Start of RECORDS SHOWN

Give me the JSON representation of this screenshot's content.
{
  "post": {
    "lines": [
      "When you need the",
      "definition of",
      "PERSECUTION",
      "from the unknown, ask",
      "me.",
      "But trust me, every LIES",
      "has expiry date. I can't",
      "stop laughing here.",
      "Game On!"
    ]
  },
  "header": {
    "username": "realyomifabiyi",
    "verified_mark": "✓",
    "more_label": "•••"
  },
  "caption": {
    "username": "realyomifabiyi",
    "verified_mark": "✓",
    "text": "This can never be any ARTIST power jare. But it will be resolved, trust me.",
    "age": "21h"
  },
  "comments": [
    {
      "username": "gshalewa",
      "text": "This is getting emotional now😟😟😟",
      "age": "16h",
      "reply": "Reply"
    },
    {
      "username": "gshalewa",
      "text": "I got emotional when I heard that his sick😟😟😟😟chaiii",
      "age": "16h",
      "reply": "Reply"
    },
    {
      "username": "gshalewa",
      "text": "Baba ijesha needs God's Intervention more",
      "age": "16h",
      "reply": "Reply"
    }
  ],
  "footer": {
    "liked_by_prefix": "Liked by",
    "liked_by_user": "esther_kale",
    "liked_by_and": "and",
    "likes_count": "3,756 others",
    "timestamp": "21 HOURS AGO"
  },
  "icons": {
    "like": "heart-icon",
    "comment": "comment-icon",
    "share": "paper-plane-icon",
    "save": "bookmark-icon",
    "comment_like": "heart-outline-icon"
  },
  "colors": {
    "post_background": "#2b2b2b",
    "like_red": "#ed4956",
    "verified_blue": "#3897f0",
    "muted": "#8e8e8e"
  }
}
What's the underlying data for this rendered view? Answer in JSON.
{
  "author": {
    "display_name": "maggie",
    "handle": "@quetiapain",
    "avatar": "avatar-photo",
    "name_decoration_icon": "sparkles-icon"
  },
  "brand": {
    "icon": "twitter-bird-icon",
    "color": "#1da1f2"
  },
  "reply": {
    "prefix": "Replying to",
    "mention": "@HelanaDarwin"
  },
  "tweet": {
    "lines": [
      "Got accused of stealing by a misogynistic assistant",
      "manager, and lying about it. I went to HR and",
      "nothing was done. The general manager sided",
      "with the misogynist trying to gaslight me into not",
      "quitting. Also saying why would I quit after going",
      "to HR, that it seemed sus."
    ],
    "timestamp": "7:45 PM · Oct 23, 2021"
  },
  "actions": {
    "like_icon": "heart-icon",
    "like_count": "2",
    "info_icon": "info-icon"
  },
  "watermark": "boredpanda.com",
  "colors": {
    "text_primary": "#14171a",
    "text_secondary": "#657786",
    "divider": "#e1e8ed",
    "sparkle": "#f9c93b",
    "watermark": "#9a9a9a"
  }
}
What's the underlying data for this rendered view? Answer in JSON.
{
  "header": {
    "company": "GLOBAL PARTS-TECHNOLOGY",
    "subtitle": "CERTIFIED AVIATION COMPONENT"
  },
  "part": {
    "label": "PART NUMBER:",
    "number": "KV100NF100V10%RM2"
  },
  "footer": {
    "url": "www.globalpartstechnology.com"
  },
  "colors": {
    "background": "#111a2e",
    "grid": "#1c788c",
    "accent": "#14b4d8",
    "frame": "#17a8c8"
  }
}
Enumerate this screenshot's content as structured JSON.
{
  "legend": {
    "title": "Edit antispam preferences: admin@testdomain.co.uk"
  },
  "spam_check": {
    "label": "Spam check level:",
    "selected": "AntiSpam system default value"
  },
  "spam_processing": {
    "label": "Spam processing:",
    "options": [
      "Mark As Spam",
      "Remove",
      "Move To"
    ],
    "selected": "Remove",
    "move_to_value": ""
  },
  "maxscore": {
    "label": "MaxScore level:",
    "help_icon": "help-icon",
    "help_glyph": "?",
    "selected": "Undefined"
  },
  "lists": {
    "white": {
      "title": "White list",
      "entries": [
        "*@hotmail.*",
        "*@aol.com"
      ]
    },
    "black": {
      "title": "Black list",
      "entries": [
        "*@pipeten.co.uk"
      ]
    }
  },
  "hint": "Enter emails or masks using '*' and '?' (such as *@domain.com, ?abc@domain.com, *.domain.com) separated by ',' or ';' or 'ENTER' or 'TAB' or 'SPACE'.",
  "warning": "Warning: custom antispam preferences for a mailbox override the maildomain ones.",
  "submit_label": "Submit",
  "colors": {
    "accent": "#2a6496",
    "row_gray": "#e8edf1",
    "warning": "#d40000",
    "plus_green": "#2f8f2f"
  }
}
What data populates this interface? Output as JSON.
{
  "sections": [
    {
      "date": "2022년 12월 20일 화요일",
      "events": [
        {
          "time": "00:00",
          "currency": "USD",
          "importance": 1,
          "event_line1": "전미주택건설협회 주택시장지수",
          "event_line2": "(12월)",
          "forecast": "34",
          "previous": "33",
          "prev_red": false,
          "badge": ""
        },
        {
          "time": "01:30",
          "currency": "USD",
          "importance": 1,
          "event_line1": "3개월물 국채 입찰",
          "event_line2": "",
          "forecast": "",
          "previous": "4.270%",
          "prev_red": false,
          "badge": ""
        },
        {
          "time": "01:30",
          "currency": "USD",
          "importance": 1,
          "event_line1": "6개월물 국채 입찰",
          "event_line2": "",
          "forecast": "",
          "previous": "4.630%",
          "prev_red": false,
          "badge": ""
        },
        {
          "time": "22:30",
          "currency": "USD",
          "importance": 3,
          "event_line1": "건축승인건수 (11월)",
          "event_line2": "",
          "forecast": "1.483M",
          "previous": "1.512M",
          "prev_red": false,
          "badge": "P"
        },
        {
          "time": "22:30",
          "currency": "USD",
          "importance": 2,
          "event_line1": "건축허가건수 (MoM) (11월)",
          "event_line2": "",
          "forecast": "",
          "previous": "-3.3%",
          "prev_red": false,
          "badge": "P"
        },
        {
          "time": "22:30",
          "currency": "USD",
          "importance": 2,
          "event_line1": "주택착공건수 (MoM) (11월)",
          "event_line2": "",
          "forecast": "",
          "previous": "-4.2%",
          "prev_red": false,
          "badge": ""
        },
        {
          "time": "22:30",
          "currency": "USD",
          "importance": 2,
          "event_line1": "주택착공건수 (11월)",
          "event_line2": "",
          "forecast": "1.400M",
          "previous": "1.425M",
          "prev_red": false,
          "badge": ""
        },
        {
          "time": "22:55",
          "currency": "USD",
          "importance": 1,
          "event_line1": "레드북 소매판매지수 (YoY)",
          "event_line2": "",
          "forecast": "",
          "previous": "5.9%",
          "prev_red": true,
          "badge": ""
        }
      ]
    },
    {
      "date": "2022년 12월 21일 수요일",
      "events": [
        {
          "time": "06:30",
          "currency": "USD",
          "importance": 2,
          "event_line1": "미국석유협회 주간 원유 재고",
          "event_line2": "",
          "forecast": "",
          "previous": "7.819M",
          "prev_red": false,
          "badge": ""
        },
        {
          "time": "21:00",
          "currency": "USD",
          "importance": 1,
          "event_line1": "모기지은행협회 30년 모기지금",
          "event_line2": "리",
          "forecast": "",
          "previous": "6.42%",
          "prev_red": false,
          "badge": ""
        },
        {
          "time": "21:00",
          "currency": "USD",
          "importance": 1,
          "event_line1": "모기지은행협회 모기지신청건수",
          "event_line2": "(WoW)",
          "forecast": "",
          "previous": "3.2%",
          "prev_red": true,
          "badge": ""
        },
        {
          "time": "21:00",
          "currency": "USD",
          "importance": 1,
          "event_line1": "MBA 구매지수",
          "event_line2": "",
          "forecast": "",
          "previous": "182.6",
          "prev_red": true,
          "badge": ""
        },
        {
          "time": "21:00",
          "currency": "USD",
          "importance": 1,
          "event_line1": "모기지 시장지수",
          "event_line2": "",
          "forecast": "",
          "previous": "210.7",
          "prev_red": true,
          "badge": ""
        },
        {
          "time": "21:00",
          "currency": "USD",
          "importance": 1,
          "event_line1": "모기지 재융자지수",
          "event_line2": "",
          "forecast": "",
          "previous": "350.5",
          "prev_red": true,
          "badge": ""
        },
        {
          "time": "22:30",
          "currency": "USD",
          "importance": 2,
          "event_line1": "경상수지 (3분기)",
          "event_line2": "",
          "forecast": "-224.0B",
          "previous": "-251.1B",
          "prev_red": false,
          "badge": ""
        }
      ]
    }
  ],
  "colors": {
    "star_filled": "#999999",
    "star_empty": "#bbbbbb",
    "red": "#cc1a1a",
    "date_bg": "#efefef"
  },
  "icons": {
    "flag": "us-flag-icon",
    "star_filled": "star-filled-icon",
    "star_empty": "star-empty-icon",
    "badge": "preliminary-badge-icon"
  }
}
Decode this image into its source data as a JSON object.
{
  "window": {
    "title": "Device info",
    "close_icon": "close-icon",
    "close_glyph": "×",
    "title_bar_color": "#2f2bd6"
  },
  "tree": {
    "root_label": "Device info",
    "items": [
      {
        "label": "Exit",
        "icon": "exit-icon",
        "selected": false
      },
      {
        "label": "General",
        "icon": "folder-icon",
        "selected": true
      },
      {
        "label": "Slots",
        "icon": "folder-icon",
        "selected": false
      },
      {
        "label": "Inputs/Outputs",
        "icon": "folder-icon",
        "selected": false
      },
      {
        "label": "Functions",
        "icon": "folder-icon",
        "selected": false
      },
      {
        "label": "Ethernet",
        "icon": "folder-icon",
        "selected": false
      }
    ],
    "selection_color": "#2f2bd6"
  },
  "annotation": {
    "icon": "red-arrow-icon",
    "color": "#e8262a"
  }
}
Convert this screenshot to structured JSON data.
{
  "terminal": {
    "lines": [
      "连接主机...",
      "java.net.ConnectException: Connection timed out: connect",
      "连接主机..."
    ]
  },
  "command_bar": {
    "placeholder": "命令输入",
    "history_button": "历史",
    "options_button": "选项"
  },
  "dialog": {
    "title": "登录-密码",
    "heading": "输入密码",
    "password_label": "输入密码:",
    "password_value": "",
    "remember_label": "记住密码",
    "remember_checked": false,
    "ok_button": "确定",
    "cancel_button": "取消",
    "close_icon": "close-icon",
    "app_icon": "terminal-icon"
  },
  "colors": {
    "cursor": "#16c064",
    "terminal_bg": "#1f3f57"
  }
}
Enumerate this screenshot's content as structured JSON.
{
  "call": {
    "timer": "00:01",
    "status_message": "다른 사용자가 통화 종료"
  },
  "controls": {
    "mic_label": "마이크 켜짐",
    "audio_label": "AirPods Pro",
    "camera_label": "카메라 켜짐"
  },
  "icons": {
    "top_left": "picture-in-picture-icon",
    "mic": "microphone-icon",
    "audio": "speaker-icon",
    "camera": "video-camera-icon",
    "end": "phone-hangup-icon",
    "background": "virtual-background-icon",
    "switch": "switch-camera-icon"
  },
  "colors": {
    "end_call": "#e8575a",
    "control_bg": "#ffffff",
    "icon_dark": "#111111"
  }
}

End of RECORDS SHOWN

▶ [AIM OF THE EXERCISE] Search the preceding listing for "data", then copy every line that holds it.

▶ [EXPECTED OUTPUT]
What's the underlying data for this rendered view? Answer in JSON.
What's the underlying data for this rendered view? Answer in JSON.
What data populates this interface? Output as JSON.
Decode this image into its source data as a JSON object.
Convert this screenshot to structured JSON data.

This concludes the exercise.